Records contained in a dataset:

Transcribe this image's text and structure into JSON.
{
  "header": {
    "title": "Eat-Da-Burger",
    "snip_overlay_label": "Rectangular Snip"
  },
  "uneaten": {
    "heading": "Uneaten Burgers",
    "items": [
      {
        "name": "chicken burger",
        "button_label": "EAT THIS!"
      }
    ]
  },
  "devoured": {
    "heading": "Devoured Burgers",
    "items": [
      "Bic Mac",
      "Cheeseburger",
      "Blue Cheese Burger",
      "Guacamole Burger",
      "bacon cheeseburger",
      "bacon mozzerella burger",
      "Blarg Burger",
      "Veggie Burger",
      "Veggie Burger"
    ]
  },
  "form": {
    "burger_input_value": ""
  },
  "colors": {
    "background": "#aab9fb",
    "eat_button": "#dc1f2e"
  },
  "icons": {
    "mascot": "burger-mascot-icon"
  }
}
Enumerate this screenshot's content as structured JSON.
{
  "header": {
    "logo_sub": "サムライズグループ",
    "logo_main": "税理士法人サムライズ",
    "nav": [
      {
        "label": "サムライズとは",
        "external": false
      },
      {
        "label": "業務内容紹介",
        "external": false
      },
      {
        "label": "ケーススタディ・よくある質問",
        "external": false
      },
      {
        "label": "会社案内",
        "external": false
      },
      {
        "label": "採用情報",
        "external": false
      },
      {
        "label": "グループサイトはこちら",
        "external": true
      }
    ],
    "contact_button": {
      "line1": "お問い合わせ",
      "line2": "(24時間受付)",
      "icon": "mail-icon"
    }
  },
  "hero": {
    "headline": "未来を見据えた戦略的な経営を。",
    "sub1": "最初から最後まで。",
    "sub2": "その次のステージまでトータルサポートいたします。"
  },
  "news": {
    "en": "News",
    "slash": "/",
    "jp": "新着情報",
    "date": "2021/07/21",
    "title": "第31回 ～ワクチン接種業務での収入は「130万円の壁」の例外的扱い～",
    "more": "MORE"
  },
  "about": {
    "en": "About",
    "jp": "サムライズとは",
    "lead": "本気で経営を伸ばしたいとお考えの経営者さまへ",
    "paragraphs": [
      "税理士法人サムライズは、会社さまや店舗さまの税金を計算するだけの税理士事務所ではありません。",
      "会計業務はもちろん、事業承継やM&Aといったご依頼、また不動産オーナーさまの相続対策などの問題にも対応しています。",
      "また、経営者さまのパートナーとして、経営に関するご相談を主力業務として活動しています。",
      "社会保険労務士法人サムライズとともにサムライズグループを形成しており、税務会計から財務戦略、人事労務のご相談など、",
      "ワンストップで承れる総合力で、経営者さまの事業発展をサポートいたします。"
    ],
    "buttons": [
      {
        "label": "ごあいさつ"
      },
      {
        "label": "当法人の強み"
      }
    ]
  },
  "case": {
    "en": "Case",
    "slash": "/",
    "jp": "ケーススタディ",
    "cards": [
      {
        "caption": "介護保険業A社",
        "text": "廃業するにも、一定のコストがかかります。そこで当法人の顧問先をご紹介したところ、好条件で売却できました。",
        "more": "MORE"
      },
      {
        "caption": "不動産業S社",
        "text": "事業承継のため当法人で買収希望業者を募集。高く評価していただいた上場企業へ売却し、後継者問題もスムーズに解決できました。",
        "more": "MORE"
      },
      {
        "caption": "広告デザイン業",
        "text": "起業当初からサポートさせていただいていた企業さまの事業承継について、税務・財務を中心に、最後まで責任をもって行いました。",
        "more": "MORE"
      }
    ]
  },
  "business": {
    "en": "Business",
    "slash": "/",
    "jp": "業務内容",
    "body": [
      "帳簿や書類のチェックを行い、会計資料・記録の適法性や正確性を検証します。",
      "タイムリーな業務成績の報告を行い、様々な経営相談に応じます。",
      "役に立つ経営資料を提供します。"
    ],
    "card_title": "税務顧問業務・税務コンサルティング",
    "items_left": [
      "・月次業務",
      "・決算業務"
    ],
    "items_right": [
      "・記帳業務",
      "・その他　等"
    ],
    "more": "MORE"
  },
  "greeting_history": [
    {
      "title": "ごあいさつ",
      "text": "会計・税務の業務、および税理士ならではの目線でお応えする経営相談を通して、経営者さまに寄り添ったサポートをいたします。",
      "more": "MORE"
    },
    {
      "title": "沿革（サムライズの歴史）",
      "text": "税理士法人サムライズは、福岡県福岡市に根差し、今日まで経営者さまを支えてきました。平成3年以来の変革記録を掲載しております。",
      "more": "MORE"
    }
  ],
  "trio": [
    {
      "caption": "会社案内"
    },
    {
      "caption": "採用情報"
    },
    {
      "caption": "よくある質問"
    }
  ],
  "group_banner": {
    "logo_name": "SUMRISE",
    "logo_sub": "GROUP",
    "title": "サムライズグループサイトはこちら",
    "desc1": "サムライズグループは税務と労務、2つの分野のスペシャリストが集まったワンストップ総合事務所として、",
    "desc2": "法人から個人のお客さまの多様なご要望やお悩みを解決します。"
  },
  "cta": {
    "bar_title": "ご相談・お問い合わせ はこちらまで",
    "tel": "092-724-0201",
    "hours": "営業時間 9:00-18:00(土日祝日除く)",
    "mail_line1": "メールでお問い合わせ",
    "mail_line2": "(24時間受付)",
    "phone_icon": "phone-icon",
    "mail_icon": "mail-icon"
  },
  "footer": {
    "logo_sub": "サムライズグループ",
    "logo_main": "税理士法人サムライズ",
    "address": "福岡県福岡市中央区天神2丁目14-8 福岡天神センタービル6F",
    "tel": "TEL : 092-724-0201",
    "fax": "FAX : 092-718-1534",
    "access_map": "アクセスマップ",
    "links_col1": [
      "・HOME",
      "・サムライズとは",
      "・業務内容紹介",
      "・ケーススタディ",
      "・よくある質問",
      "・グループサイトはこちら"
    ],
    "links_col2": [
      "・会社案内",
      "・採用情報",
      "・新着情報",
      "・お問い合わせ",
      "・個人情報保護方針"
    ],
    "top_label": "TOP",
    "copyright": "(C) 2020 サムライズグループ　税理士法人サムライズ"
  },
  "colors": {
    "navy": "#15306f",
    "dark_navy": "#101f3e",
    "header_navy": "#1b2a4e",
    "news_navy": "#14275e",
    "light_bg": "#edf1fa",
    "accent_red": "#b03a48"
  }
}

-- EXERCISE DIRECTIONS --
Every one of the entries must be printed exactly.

-- YOUR SOLUTION --
Transcribe this image's text and structure into JSON.
{
  "header": {
    "title": "Eat-Da-Burger",
    "snip_overlay_label": "Rectangular Snip"
  },
  "uneaten": {
    "heading": "Uneaten Burgers",
    "items": [
      {
        "name": "chicken burger",
        "button_label": "EAT THIS!"
      }
    ]
  },
  "devoured": {
    "heading": "Devoured Burgers",
    "items": [
      "Bic Mac",
      "Cheeseburger",
      "Blue Cheese Burger",
      "Guacamole Burger",
      "bacon cheeseburger",
      "bacon mozzerella burger",
      "Blarg Burger",
      "Veggie Burger",
      "Veggie Burger"
    ]
  },
  "form": {
    "burger_input_value": ""
  },
  "colors": {
    "background": "#aab9fb",
    "eat_button": "#dc1f2e"
  },
  "icons": {
    "mascot": "burger-mascot-icon"
  }
}
Enumerate this screenshot's content as structured JSON.
{
  "header": {
    "logo_sub": "サムライズグループ",
    "logo_main": "税理士法人サムライズ",
    "nav": [
      {
        "label": "サムライズとは",
        "external": false
      },
      {
        "label": "業務内容紹介",
        "external": false
      },
      {
        "label": "ケーススタディ・よくある質問",
        "external": false
      },
      {
        "label": "会社案内",
        "external": false
      },
      {
        "label": "採用情報",
        "external": false
      },
      {
        "label": "グループサイトはこちら",
        "external": true
      }
    ],
    "contact_button": {
      "line1": "お問い合わせ",
      "line2": "(24時間受付)",
      "icon": "mail-icon"
    }
  },
  "hero": {
    "headline": "未来を見据えた戦略的な経営を。",
    "sub1": "最初から最後まで。",
    "sub2": "その次のステージまでトータルサポートいたします。"
  },
  "news": {
    "en": "News",
    "slash": "/",
    "jp": "新着情報",
    "date": "2021/07/21",
    "title": "第31回 ～ワクチン接種業務での収入は「130万円の壁」の例外的扱い～",
    "more": "MORE"
  },
  "about": {
    "en": "About",
    "jp": "サムライズとは",
    "lead": "本気で経営を伸ばしたいとお考えの経営者さまへ",
    "paragraphs": [
      "税理士法人サムライズは、会社さまや店舗さまの税金を計算するだけの税理士事務所ではありません。",
      "会計業務はもちろん、事業承継やM&Aといったご依頼、また不動産オーナーさまの相続対策などの問題にも対応しています。",
      "また、経営者さまのパートナーとして、経営に関するご相談を主力業務として活動しています。",
      "社会保険労務士法人サムライズとともにサムライズグループを形成しており、税務会計から財務戦略、人事労務のご相談など、",
      "ワンストップで承れる総合力で、経営者さまの事業発展をサポートいたします。"
    ],
    "buttons": [
      {
        "label": "ごあいさつ"
      },
      {
        "label": "当法人の強み"
      }
    ]
  },
  "case": {
    "en": "Case",
    "slash": "/",
    "jp": "ケーススタディ",
    "cards": [
      {
        "caption": "介護保険業A社",
        "text": "廃業するにも、一定のコストがかかります。そこで当法人の顧問先をご紹介したところ、好条件で売却できました。",
        "more": "MORE"
      },
      {
        "caption": "不動産業S社",
        "text": "事業承継のため当法人で買収希望業者を募集。高く評価していただいた上場企業へ売却し、後継者問題もスムーズに解決できました。",
        "more": "MORE"
      },
      {
        "caption": "広告デザイン業",
        "text": "起業当初からサポートさせていただいていた企業さまの事業承継について、税務・財務を中心に、最後まで責任をもって行いました。",
        "more": "MORE"
      }
    ]
  },
  "business": {
    "en": "Business",
    "slash": "/",
    "jp": "業務内容",
    "body": [
      "帳簿や書類のチェックを行い、会計資料・記録の適法性や正確性を検証します。",
      "タイムリーな業務成績の報告を行い、様々な経営相談に応じます。",
      "役に立つ経営資料を提供します。"
    ],
    "card_title": "税務顧問業務・税務コンサルティング",
    "items_left": [
      "・月次業務",
      "・決算業務"
    ],
    "items_right": [
      "・記帳業務",
      "・その他　等"
    ],
    "more": "MORE"
  },
  "greeting_history": [
    {
      "title": "ごあいさつ",
      "text": "会計・税務の業務、および税理士ならではの目線でお応えする経営相談を通して、経営者さまに寄り添ったサポートをいたします。",
      "more": "MORE"
    },
    {
      "title": "沿革（サムライズの歴史）",
      "text": "税理士法人サムライズは、福岡県福岡市に根差し、今日まで経営者さまを支えてきました。平成3年以来の変革記録を掲載しております。",
      "more": "MORE"
    }
  ],
  "trio": [
    {
      "caption": "会社案内"
    },
    {
      "caption": "採用情報"
    },
    {
      "caption": "よくある質問"
    }
  ],
  "group_banner": {
    "logo_name": "SUMRISE",
    "logo_sub": "GROUP",
    "title": "サムライズグループサイトはこちら",
    "desc1": "サムライズグループは税務と労務、2つの分野のスペシャリストが集まったワンストップ総合事務所として、",
    "desc2": "法人から個人のお客さまの多様なご要望やお悩みを解決します。"
  },
  "cta": {
    "bar_title": "ご相談・お問い合わせ はこちらまで",
    "tel": "092-724-0201",
    "hours": "営業時間 9:00-18:00(土日祝日除く)",
    "mail_line1": "メールでお問い合わせ",
    "mail_line2": "(24時間受付)",
    "phone_icon": "phone-icon",
    "mail_icon": "mail-icon"
  },
  "footer": {
    "logo_sub": "サムライズグループ",
    "logo_main": "税理士法人サムライズ",
    "address": "福岡県福岡市中央区天神2丁目14-8 福岡天神センタービル6F",
    "tel": "TEL : 092-724-0201",
    "fax": "FAX : 092-718-1534",
    "access_map": "アクセスマップ",
    "links_col1": [
      "・HOME",
      "・サムライズとは",
      "・業務内容紹介",
      "・ケーススタディ",
      "・よくある質問",
      "・グループサイトはこちら"
    ],
    "links_col2": [
      "・会社案内",
      "・採用情報",
      "・新着情報",
      "・お問い合わせ",
      "・個人情報保護方針"
    ],
    "top_label": "TOP",
    "copyright": "(C) 2020 サムライズグループ　税理士法人サムライズ"
  },
  "colors": {
    "navy": "#15306f",
    "dark_navy": "#101f3e",
    "header_navy": "#1b2a4e",
    "news_navy": "#14275e",
    "light_bg": "#edf1fa",
    "accent_red": "#b03a48"
  }
}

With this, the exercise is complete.